Effect of HAART on TB risk • Overall, immune reconstitution due to HAART decreases, not increases,

Jones JL. Int J Tuberc Lung Dis 2000;4:1026AASD Badri M. Lancet 2002;359:2059-64

Schematic representation of the different forms of TB-associated IRIS and ART- associated TB

Schematic representation of the different forms of TB-associated IRIS and ART- associated TB • Previously undiagnosed

Previously undiagnosed prevalent TB Newly-acquired TB Progression of sub-clinical TB present before ART (reactivation) A sub-set have IRIS

Meintjes G. Lancet Infect Dis 2008. Lawn SD. AJRCCM 2008.

Manabe Y. J Infect Dis 2009.

TB Adenitis/IRIS

TB Adenitis/IRIS

WHO Programmatic Issues for TB/HIV The Three I’s

Intensified Case Finding Isoniazid Preventive Therapy

Infection Control

Intensified Case Finding

Physician

Screen every patient with TB for HIV

Screen every HIV patient for TB

At every encounter

Program

Promotion of Universal HIV testing

Removal of system barriers to access care

and early screening for TB

HAART and INH

TB Prevention in HIV

Rio de Janeiro, Brazil

11,026 HIV + persons receiving care at 29 public clinics, Sept

2003-Sept 2005

Intervention

TB per 100 p-y

No HAART/no INH

4.01

HAART

1.90

INH

1.27

HAART and INH

0.80

After adjusting for age, previous TB, and baseline CD4, 76% in TB risk if received HAART and INH compared to no HAART/no INH

Golub J. AIDS 2007;21:1441-8.

HAART and INH

TB Prevention in HIV

Urban and rural South Africa

 

2,778 HIV + persons receiving care at 2 hospital-based clinics,

June 2003-Dec 2007

 

Intervention

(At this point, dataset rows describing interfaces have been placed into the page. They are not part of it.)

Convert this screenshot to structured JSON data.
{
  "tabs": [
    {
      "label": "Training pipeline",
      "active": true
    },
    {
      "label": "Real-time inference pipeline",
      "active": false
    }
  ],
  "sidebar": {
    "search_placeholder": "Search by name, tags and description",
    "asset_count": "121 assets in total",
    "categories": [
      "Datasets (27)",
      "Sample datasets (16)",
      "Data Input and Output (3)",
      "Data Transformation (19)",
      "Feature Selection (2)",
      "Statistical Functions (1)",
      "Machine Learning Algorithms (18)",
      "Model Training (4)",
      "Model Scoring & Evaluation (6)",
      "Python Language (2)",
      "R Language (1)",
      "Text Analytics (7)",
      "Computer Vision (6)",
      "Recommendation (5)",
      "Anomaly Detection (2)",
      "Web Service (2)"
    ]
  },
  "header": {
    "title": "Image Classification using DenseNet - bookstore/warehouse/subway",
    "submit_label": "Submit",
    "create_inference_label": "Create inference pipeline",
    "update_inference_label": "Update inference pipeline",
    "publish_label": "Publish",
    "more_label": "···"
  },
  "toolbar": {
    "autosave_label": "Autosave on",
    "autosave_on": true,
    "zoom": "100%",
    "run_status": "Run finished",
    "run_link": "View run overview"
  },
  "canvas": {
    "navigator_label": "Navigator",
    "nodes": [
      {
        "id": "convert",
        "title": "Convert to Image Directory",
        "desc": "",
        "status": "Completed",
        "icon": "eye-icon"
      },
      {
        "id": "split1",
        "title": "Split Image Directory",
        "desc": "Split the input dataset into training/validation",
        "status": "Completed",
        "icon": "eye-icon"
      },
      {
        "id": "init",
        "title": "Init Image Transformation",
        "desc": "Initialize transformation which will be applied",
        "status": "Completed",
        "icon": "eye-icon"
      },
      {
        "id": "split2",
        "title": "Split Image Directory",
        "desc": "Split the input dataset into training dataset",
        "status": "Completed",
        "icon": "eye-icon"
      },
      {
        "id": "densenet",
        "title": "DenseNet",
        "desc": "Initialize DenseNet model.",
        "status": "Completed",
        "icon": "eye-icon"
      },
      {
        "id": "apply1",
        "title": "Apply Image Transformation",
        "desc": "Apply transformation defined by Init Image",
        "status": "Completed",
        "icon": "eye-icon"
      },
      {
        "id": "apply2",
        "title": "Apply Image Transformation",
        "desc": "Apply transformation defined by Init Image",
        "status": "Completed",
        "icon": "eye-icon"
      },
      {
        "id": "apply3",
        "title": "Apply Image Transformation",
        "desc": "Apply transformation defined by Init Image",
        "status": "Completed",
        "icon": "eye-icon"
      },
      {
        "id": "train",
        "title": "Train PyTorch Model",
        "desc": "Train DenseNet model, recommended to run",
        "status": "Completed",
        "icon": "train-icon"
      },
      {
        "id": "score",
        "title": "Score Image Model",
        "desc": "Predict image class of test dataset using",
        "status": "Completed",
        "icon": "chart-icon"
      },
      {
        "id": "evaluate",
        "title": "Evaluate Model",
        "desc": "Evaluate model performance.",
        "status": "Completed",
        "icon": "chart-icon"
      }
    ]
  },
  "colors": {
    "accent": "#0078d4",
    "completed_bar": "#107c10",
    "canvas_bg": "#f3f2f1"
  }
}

TB per 100 p-y

 
 

No HAART/no INH

 

7.1

HAART

4.6

INH

5.2

HAART and INH

1.1

After adjusting for age, sex, clinic location, and baseline CD4:

64% in TB risk if received HAART; 89% in TB if received ART after INH

Golub J. AIDS 2009;23:631-6.

Algorithm for TB Screening

in HIV+ Persons

1,748 HIV+ persons in Cambodia, Thailand, and Vietnam

TB diagnosed in 267 (15%)

Presence of cough for > 2-3 weeks during the preceding 4 weeks:

22-33% sensitive

82-88% specific

Presence of at least one (cough any duration, fever any duration, night sweats for > 3 weeks in preceding 4 wks)

93% sensitive

36% specific

– – 97% negative predictive value

Cain NEJM 2010;362(8)

Cain KP. N Engl J Med 2010;362:707-16.

Infection Control

Administrative Controls

Early Detection Effective Therapy for TB

Ensure completion of therapy

Environmental Controls

Ventilation Ultraviolet light

Personal Respiratory Devices

Least effective and least studied

Conclusions

To treat TB and HIV adequately, the first step is improved diagnosis.

Concomitant therapy reduces mortality timing of treatment is the challenge ( during TB induction phase is clear)

IRIS, through a risk, is not a reason to not start

ART.

Intensified case finding is necessary to reduce community burden and transmission. Early

diagnosis and initiation of therapy is the best infection control.

The International Union Against TB and Lung Disease Health Solutions for the Poor www.theunion.org Questions?

The International Union Against TB and Lung Disease

Health Solutions for the Poor

www.theunion.org

Questions?